Presently, it is snowing, the forecast Saturday snow. Probably not enough to make it really skiing friendly but will cover the patterns on the lake ice. Some of ice patterns are wonderful….. On walks around the lake, on two previous days, an eagle was on the nest tree. Looks like we may have another nesting season. They lay eggs near the end of March.The picture of the eagle is from this year although he/she looks the same as last year.
Out on the lake, there were lots of things to see. Some of the old drifts had soaked up enough water to be basically solid but didn’t quite melt into the rest of the water on the lake and form ice. This “snow” covered maybe 1% of the surface, maybe less. Old ski-mobile tracks, where they had been driving on the crust and broken through that layer froze with ice chunks, are now preserved for the season.
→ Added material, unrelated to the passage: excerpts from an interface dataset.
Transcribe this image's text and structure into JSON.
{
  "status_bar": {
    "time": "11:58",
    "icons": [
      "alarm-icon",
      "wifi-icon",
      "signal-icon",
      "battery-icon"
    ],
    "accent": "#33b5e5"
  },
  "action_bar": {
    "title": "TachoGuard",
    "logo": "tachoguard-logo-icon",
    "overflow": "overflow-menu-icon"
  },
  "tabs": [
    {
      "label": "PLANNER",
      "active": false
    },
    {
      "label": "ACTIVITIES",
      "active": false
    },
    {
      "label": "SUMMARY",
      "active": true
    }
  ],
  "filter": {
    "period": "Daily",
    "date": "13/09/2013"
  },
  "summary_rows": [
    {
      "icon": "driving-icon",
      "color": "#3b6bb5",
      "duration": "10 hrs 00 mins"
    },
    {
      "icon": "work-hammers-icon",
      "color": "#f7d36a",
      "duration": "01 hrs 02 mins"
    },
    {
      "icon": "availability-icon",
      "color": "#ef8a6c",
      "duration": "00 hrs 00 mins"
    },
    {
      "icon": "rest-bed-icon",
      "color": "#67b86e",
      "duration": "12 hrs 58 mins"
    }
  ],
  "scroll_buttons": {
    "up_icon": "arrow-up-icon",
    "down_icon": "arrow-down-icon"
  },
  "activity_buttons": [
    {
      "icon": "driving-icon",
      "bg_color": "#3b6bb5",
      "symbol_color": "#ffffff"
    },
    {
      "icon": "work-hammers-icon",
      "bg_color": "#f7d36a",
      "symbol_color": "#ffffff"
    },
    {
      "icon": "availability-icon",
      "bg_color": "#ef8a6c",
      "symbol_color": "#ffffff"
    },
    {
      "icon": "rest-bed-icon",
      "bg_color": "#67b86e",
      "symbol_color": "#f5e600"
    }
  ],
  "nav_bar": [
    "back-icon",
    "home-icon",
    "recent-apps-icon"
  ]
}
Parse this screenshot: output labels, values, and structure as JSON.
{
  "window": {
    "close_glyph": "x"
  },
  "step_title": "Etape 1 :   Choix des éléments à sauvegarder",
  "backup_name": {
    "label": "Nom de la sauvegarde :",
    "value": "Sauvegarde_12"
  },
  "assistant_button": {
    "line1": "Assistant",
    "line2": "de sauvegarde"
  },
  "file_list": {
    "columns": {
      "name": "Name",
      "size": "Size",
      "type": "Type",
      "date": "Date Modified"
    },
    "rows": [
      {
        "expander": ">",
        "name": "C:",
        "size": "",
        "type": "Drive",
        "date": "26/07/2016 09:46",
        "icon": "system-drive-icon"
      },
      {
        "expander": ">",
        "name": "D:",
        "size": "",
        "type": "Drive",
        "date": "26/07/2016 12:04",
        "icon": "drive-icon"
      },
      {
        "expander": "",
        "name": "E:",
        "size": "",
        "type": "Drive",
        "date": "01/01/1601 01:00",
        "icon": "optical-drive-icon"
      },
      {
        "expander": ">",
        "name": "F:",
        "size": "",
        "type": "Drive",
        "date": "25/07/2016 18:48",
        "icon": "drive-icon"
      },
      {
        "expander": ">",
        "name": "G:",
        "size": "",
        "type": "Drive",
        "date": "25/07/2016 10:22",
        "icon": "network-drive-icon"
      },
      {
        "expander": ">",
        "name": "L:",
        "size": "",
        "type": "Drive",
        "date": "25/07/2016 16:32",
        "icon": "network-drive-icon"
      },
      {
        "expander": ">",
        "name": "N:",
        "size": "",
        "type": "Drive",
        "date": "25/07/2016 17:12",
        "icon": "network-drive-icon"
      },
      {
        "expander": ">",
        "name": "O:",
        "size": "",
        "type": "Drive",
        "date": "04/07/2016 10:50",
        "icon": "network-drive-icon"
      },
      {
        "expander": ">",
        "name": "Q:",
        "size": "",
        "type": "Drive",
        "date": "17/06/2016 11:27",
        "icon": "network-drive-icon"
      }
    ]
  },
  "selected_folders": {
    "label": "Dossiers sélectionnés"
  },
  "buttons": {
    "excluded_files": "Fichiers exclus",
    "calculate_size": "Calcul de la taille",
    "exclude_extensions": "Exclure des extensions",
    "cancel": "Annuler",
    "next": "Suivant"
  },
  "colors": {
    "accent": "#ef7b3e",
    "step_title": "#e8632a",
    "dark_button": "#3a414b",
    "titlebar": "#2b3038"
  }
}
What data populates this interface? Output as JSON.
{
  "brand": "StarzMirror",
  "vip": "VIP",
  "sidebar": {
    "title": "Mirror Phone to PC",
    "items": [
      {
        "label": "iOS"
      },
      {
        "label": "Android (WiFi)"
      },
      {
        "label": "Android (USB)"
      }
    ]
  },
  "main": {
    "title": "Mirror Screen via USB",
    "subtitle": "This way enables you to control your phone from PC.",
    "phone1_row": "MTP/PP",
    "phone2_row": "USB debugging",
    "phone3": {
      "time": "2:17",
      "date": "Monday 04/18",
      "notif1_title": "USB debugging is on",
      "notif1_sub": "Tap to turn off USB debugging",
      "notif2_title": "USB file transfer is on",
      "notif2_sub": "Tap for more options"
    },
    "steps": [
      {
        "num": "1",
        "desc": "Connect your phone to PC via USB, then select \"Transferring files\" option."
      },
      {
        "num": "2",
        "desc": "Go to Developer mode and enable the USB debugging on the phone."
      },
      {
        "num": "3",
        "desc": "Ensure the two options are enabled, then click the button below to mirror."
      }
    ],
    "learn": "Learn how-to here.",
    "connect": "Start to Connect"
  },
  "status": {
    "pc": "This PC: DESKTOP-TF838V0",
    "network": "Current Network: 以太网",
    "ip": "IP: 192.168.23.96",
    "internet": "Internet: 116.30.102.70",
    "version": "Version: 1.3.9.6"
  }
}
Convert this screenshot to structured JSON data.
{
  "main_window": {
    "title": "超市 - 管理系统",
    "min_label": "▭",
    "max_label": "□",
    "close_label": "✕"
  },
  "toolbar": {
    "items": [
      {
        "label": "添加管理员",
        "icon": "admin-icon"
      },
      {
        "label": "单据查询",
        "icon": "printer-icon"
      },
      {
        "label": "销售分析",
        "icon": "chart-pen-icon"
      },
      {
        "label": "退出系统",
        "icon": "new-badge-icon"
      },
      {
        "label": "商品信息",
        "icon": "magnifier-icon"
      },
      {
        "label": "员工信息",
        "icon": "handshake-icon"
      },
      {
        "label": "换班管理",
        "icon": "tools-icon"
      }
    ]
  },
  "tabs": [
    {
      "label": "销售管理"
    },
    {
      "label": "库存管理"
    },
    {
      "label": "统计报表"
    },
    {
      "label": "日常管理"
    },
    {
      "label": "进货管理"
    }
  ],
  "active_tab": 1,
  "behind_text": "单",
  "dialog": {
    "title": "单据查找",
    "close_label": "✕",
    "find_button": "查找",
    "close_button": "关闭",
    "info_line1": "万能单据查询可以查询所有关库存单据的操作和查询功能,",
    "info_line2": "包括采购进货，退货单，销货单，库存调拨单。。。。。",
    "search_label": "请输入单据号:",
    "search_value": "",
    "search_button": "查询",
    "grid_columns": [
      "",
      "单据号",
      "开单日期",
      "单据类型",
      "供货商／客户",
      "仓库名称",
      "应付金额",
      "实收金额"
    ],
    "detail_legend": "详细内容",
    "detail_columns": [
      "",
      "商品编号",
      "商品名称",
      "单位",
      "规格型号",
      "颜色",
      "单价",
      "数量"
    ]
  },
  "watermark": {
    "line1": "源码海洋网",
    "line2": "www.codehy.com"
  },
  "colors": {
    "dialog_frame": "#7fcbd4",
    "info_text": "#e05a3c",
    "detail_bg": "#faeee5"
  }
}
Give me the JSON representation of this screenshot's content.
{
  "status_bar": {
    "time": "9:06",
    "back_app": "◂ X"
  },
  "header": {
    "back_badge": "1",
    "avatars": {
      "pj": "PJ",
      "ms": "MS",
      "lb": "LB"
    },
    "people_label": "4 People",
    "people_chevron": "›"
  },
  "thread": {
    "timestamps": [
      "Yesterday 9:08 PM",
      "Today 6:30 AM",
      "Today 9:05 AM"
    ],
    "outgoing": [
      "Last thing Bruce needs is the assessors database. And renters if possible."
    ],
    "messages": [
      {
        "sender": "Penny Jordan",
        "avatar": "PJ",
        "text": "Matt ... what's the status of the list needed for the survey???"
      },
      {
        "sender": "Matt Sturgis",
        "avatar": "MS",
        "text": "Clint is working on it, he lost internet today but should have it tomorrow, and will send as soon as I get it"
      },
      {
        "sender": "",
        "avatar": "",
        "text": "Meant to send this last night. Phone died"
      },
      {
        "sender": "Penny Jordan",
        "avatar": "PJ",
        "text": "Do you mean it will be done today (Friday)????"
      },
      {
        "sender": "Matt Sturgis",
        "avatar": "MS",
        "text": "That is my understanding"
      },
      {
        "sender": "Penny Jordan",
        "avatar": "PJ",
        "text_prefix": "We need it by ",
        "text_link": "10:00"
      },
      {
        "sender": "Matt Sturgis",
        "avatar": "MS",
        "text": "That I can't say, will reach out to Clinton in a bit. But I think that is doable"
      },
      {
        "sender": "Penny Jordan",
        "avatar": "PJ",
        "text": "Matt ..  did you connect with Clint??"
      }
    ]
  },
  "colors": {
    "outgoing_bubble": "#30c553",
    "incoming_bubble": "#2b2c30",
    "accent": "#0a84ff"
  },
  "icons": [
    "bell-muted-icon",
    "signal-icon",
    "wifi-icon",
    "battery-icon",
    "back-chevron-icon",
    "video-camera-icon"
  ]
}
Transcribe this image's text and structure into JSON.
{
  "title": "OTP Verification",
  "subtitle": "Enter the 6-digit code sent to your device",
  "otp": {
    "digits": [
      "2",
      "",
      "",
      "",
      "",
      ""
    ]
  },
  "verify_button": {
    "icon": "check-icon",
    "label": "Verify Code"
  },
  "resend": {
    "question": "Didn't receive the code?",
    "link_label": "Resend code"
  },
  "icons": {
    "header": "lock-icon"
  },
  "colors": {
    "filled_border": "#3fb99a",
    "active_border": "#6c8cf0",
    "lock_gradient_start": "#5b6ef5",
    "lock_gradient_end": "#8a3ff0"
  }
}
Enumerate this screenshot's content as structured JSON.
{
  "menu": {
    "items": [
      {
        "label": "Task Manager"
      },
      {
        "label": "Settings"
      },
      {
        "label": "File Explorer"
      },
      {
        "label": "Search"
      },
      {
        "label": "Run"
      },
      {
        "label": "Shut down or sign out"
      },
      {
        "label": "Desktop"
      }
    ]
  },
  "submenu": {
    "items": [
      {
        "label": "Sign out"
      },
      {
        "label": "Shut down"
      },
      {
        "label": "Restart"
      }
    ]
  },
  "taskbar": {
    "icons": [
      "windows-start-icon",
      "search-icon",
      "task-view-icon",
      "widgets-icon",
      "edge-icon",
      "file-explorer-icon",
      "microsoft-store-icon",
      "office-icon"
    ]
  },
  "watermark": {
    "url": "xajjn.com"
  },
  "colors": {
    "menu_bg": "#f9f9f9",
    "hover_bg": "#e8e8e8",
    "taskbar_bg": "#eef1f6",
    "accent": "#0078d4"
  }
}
But around some of the bigger rocks or in some places that typically have open water all through the winter, there was a bit of open water. Below is a picture of a “lead” (or open water in a lake or ocean.) A lead typically forms off the west end of Stamp Act. It occurs because of pressures associated with expanding and cooling of the ice and winds. Even though there is 8 inches or more of ice in most places on the lake, you still have to be careful. Now, with snow on the lake surface won’t be able to see the thin ice…..Animals have been walking on the lake for awhile and depending on when they walked, their tracks have completely different profiles. I am not sure if my theory is correct but the “prints” that are raised from the ice surface were made a few weeks ago and then they filled in with snow and/or ice. With the ensuing rain event and then freeze, these prints had different properties and formed little spires. The indented prints were from animals walking in the slush after the rain.And as you walk around, there are lots of interesting patterns to see. The little white dots are caused by something and the largest are half an inch across. Getting out on the lake is always special but you can’t always explain what you see.